# [Problem to solve]
I would like each line of the data that holds the word "runs" copied out.

# [Data under study]

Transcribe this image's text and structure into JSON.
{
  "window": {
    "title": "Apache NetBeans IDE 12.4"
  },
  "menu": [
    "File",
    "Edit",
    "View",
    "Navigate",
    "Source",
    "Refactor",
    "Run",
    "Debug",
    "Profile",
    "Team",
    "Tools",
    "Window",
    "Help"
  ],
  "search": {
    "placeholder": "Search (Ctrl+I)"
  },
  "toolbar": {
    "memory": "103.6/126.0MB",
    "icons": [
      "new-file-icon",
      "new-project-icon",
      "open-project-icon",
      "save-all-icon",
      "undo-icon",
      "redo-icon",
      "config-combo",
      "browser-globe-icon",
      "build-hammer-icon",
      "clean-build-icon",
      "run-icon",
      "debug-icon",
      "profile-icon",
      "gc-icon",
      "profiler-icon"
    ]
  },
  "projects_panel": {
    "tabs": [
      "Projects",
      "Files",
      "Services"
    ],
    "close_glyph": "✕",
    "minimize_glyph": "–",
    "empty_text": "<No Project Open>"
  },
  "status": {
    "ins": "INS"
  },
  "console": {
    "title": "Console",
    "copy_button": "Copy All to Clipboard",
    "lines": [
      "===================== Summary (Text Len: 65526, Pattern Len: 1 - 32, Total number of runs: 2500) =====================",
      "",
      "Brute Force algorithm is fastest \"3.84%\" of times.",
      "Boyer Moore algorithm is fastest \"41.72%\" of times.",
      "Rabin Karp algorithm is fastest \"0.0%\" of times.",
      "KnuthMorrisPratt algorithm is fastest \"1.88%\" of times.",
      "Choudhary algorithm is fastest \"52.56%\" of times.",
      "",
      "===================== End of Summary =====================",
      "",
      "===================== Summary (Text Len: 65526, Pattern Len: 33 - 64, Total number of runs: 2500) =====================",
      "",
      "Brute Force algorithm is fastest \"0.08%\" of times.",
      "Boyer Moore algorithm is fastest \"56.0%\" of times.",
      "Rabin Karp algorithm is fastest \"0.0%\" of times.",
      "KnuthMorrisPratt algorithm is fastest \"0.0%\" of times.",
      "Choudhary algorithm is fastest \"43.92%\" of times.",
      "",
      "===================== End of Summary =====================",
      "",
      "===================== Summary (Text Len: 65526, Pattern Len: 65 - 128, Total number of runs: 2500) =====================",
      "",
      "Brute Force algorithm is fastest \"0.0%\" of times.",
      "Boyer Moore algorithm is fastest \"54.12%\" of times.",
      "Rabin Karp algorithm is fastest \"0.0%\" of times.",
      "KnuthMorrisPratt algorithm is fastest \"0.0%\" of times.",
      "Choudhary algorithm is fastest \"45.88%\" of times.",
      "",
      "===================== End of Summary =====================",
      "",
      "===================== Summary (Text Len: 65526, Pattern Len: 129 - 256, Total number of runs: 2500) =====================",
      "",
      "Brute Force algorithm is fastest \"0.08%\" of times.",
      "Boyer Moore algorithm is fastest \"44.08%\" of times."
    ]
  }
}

# [Your solution]
      "===================== Summary (Text Len: 65526, Pattern Len: 1 - 32, Total number of runs: 2500) =====================",
      "===================== Summary (Text Len: 65526, Pattern Len: 33 - 64, Total number of runs: 2500) =====================",
      "===================== Summary (Text Len: 65526, Pattern Len: 65 - 128, Total number of runs: 2500) =====================",
      "===================== Summary (Text Len: 65526, Pattern Len: 129 - 256, Total number of runs: 2500) =====================",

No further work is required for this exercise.